Lots of variants
24 distinct Supermarine Spitfire marks were manufactured over the years by the British manufacturer. The final Griffon 61-powered Spitfire Mk. 24 was delivered by Supermarine.
Along with improvements to the standard Spitfire, Supermarine also created aircraft with cameras. Early versions had them mounted in the wings, but the MK. XI and MK. XIX had them mounted in the fuselage. Additionally, the British firm created the Seafire, a Spitfire variant. In order for the Royal Navy to use the fighter from aircraft carriers, the Seafire was created.
It packed a serious punch
The first few Spitfire models were equipped with eight Browning machine guns that fired.303 bullets. Pilots expressed their worries as the war dragged on, though, that machine guns would not be able to pierce the heavy armor of larger aircraft like bombers. The RAF discovered that the guns were inadequate and an upgrade was in order.

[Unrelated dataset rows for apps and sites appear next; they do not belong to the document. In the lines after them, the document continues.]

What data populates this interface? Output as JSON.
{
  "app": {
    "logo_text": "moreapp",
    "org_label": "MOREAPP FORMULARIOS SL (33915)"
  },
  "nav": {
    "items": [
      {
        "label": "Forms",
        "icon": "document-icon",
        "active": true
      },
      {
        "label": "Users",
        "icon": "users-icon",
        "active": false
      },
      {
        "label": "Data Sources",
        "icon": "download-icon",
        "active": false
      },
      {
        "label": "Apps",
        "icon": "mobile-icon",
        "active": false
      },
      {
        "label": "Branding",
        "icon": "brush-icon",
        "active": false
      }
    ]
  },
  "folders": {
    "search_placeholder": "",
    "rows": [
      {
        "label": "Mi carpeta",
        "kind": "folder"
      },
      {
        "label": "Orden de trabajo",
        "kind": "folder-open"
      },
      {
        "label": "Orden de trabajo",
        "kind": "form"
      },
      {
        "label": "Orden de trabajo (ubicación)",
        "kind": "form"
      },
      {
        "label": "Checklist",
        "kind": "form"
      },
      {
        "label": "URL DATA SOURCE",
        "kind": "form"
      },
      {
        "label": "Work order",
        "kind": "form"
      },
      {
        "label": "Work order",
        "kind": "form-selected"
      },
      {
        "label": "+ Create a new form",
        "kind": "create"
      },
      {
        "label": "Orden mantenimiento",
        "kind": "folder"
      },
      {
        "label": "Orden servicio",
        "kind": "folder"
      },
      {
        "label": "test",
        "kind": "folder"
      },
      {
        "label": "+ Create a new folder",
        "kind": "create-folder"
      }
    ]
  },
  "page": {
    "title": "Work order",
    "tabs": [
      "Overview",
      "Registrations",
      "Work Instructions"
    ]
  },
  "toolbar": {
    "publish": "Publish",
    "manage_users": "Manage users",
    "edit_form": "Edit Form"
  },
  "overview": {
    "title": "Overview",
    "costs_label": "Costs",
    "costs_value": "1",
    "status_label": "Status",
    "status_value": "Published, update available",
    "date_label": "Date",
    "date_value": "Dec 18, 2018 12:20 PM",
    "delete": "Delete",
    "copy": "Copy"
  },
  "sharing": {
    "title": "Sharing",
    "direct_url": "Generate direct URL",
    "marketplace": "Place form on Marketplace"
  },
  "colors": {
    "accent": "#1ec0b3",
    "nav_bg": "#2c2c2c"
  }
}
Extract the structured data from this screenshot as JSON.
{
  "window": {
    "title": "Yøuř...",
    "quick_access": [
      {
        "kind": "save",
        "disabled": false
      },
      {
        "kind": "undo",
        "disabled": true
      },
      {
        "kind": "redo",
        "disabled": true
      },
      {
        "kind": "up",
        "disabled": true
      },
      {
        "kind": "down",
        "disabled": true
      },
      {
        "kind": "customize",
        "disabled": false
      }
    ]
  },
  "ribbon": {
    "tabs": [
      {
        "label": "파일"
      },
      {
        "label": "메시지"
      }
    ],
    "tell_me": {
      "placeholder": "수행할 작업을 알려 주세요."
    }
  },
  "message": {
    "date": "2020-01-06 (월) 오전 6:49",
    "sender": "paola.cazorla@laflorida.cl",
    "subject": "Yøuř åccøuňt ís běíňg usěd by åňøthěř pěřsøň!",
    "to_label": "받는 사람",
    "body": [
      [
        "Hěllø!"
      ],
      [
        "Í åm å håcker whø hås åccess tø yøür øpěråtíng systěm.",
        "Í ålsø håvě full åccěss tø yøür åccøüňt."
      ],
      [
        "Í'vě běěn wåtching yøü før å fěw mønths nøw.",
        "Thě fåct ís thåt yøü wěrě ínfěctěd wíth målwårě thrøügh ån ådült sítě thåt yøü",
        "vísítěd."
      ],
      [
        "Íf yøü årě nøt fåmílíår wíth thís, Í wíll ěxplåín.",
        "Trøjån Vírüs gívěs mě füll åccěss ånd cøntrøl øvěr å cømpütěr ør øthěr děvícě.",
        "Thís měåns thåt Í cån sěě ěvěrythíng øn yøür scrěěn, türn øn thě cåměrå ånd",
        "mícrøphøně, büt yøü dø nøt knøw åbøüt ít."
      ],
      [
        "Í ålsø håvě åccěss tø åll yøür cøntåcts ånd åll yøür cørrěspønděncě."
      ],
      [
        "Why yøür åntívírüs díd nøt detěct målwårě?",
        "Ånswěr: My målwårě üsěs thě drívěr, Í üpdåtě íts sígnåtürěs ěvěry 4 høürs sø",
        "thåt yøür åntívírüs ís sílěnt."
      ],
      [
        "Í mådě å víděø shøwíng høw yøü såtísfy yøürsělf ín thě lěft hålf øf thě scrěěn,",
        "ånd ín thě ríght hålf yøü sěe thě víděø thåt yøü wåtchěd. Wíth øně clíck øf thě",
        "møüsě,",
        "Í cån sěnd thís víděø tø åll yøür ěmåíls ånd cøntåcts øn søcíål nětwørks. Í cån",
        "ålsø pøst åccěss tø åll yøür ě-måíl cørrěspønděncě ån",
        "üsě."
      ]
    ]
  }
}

RAF fitted the planes with two 20 mm weapons as a result. Four machine guns were replaced by two cannons, making the Spitfire’s weaponry two cannons and four machine guns. The cannons initially had problems, but they ended up being highly effective and useful.
It was used to deliver beer
Wars are complicated; strategy, diplomacy, engineering, and more are involved. Does this mean that the soldiers shouldn’t be able to enjoy some beer while fighting a war? Not according to the British Royal Air force.
On June 6, 1944, the invasion of Normandy began. Allied troops from Britain, Canada, and America landed on the French coast to start the lengthy Battle of Normandy. As expected, the course of the war created some logistical problems when supplying the troops with much-needed supplies. Supplying the soldiers with alcohol wasn’t a priority; the army was understandably not interested in the troops getting drunk at the time of war.
The soldiers realized that no booze would come their way and had to take matters into their own hands. Some military personnel were able to source wine and beer from the locals and would share it with the other soldiers. While this was enough for some, it definitely wouldn’t be enough for all of them.
The Royal Air Force decided to address this issue, but first, they needed a steady supply of beer. Fortunately for them, some British breweries were willing to donate their beer to the troops.
With the booze secured, the RAF needed to deliver it to the frontline. To accomplish this, a modification of the Spitfire MK IX was created bearing the name XXX. It’s a bit of a stretch to call it a modification because the pilots would basically slightly modify the pylons, which were used to carry bombs or fuel tanks to hold beer instead.
The process was pretty straightforward; the fuel tanks would first be steam cleaned, and beer donated by the breweries would be poured into them. The kegs in which the beer came in had the marking XXX. Each of the two tanks had a capacity of 45 gallons, allowing a single spitfire to carry 90 gallons of beer at a time.
You can still fly one
You can still pilot (or copilot) iconic fighters. There are many flying schools that provide us common people the chance to experience what it’s like to pilot the famous Spitfire.
Typically, prices range from £2.500 to more than £10.000, depending on the package you select. Regardless of the cost, we can already assure you that it is worthwhile!